Tableau vivant (Living Picture) 1954 by Dorothea Tanning
Tableau vivant (Living Picture) 1954 by Dorothea Tanning

Surrealist work bought by National Galleries of Scotland

Scotland’s national art collection has acquired its first painting by spellbinding surrealist Dorothea Tanning.

This new addition to the collection has been purchased with assistance from the Henry and Sula Walton Fund and Art Fund.

The captivating painting by Tanning (1910-2012), created at a turning-point in her career and kept in her possession for the remainder of her exceptionally long life, has become the first of the artist’s works to enter Scotland’s national art collection, the National Galleries of Scotland are thrilled to announce today.

One of the world’s greatest collections of Surrealist art now welcomes Tableau Vivant, an outstanding painting with a rich and fascinating history.

It has been purchased with help from Art Fund and the Henry and Sula Walton Fund and follows the Galleries’ acquisition of major artworks by Surrealists Leonora Carrington, Salvador Dalí and René Magritte. It will go on immediate display at the Scottish National Gallery of Modern Art (SNGMA).

Tableau Vivant, painted by Tanning nearly 60 years ago, featured in the artist’s first exhibition in France at the Galerie Furstenberg, Dorothea Tanning: Peintures 1949-1954 (7-30 May 1954). Tanning had inscribed the title L’Etreinte on the verso, which can be translated as ‘The Embrace’ or conversely ‘The Grip’ or ‘The Stranglehold’. A few months later it was crossed out and substituted with Tableau Vivant. Under its new title, Tableau Vivant was included in the artist’s first exhibition in Britain, at the Arthur Jeffress gallery, London in 1955.
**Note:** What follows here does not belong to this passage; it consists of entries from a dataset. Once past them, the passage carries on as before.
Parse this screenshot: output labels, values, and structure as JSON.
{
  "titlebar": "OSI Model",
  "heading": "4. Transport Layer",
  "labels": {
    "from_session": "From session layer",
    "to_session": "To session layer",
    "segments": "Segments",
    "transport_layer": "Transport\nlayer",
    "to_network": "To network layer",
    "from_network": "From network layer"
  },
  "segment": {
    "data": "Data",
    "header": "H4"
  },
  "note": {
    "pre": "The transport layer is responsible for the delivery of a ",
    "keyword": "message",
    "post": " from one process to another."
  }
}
In the late 1940s and 1950s in Paris, Tanning made her first etchings in the printmaking studio of Georges Visat. Here, she began to introduce the image of the giant dog, Katchina, who belonged to her and her husband, the Surrealist artist Max Ernst (1891-1976).

Tableau vivant (Living Picture) 1954 by Dorothea Tanning

Numerous Surrealist artists took animal avatars which play the role of alter-ego in their work: Ernst took a bird, Leonora Carrington (1917-2011) chose a horse; Tanning took Katchina. Unlike most artists’ avatars, Tanning’s was a specific animal – her own pet. Moreover, Katchina appears in Tanning’s work, not necessarily as an embodiment of the artist; sometimes witness, sometimes protagonist, the dog assumes different roles in different works. These pieces marked Tanning’s shift away from the meticulous, controlled, illustrative technique which was the hallmark of her Surrealist work. Instead, she began to opt for a much looser, softer, more painterly brushwork and her colour switched from bright, intense primaries to ashes and ochres.

An elliptical comment on power, love, the erotic, the humorous, the dream and the nightmare, Tableau Vivant unites key moments in the artist’s life and career. It was a painting that Tanning held very dear and it was included in virtually every major show of her work, notably her solo shows in Brussels in 1967, Paris in 1974, and the Malmö Konsthall and Camden Art Centre in 1993. She kept it for the remainder of her life until 2012, when she died at the age of 101, nearly sixty years after painting it. Towards the end of her life, she specified it as one of a small number of works reserved only for sale to a museum. It was purchased through the Alison Jacques Gallery, London.

Simon Groom, director of Modern and Contemporary Art at the National Galleries of Scotland said: ‘We’ve been looking for a major painting by Dorothea Tanning for many years. This was one of her favourite works: she kept it for more than sixty years, hanging it above her desk in her apartment in New York. It’s a stunning addition to the Galleries’ world-famous collection of Surrealist art.’

Sarah Philp, director of Programme and Policy at Art Fund, said: ‘Tableau Vivant is an astonishing work with a fascinating biography and we are proud to help National Galleries of Scotland purchase this painting for their outstanding Surrealist art collection.’